Not too far from the National Women’s Hall of Fame on Falls Street in Seneca Falls, NY, is the Women’s Rights National Park. I wrote about the rich history of the women’s movement that began here in my post National Women’s Hall of Fame, Seneca Falls, NY.
While the National Women’s Rights Hall of Fame honors various American women, the Women’s Rights National Park honors the women’s rights movement. The movement officially began in 1848, when a large group of 300 women assembled on this corner to petition for equality of women in society and business.
The museum is filled with displays. When you first walk in, you see a group of life-like statues by the information desk. It’s very impressive.
I am not familiar with the ladies, but that looks like the great abolitionist Frederick Douglas in the center.
Most of the displays are either all visual or textual. There were large portions of wall space dedicated to posters of the plight of women before equal rights and after.
I have read various biographies of notable women. One of the best was a biography of Elizabeth Blackwell (I don’t remember the author, as I read it as a child). Elizabeth Blackwell was from England but emigrated to America as a child.
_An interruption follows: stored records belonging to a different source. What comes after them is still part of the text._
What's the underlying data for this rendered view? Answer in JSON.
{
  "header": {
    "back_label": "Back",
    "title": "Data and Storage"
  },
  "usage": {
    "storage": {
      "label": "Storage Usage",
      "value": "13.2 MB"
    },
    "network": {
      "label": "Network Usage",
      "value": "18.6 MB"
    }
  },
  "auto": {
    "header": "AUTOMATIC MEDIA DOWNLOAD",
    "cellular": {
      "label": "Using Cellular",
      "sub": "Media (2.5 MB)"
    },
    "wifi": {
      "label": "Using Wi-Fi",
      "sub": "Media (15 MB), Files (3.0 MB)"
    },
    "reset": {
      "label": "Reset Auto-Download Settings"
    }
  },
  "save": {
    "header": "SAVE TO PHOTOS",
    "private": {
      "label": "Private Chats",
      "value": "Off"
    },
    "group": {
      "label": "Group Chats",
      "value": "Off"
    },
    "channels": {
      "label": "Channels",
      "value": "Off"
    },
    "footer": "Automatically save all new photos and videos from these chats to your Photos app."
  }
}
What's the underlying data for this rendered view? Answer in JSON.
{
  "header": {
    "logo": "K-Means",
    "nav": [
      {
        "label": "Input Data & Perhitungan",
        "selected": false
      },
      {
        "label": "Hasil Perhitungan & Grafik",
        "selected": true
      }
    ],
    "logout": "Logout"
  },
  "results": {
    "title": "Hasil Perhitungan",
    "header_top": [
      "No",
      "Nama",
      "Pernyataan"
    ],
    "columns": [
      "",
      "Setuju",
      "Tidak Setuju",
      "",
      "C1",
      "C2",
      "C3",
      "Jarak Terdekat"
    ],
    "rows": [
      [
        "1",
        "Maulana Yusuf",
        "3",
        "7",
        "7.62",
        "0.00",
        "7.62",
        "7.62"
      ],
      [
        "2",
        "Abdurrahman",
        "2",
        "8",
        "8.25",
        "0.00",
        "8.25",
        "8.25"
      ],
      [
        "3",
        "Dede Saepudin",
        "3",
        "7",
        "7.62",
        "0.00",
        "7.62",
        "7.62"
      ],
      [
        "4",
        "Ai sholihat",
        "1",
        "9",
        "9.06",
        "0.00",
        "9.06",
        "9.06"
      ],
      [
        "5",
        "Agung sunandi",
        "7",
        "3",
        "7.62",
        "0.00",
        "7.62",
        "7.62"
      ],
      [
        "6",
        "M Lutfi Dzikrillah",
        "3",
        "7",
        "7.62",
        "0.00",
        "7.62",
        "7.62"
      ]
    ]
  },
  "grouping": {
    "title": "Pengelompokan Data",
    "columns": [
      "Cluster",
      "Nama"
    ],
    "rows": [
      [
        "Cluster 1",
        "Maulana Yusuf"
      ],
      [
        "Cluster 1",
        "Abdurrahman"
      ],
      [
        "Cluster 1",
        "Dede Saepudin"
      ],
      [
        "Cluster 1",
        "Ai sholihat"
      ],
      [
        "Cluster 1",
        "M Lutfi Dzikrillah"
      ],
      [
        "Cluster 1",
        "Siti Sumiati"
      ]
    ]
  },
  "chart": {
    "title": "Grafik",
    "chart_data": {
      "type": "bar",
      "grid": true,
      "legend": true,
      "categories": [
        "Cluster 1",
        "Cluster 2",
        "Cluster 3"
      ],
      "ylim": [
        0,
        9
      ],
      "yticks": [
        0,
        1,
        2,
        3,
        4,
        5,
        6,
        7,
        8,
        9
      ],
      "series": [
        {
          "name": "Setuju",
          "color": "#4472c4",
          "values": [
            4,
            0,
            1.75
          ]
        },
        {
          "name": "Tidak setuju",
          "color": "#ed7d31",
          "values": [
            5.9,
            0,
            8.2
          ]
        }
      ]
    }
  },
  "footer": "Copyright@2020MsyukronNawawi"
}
She became very concerned about the deplorable conditions of women in society. It was once said that the only three employment positions for women that men encouraged were governess, seamstress and prostitute. Blackwell would visit women in the slums who had been abandoned by drunkard husbands; these women often resorted to prostitution to keep food on the table. Blackwell began a series of social reforms to enable women to work honorably, and she also became a doctor (woman to graduate from medical school!) to help these women.
The museum showed both sides of the spectrum– the poor women trapped in her poverty, and the rich woman trapped in society’s demands. One very interesting display showed the detrimental effects of the corset.
Women died in childbirth all too frequently during the “corset” age. Lord, that’s just terrible.
The museum had dozens upon dozens of displays, most of them very large billboards for reading. We could easily have spent the entire day reading everything. I didn’t have that kind of time, unfortunately, so I read displays and snapped photos of the things that caught my eye.
In 1871, women’s rights activist and friend of Susan B. Anthony, Pauline Kellogg Wright Davis wrote a book about the history of the women’s rights movement. She said that the women’s rights was a direct result of the religious revivals by Charles Finney in Upstate New York. Finney allowed women to pray and preach to mixed-gender groups; he also encouraged women’s social rights and abolition. Some say the revivals of the Second Great Awakening entirely altered American society and government– where a person should LIVE out his Christian faith not just on Sundays but throughout his entire life (the totality of Christ) throughout society by ensuring justice for all.
Black women slaves such as Harriet Tubman and Sojourner Truth (born as Isabella Baumfree) were very outspoken about slavery and women’s rights. This display on Truth was very haunting. Slavery was bad enough, but if you were also a woman, it was a very bleak life indeed.
The Women’s Rights National Park is free admission. It’s a marvelous place to take children, too. There are few hands-on displays, but the history is just oozing out of the walls. It all makes for a very good history lesson.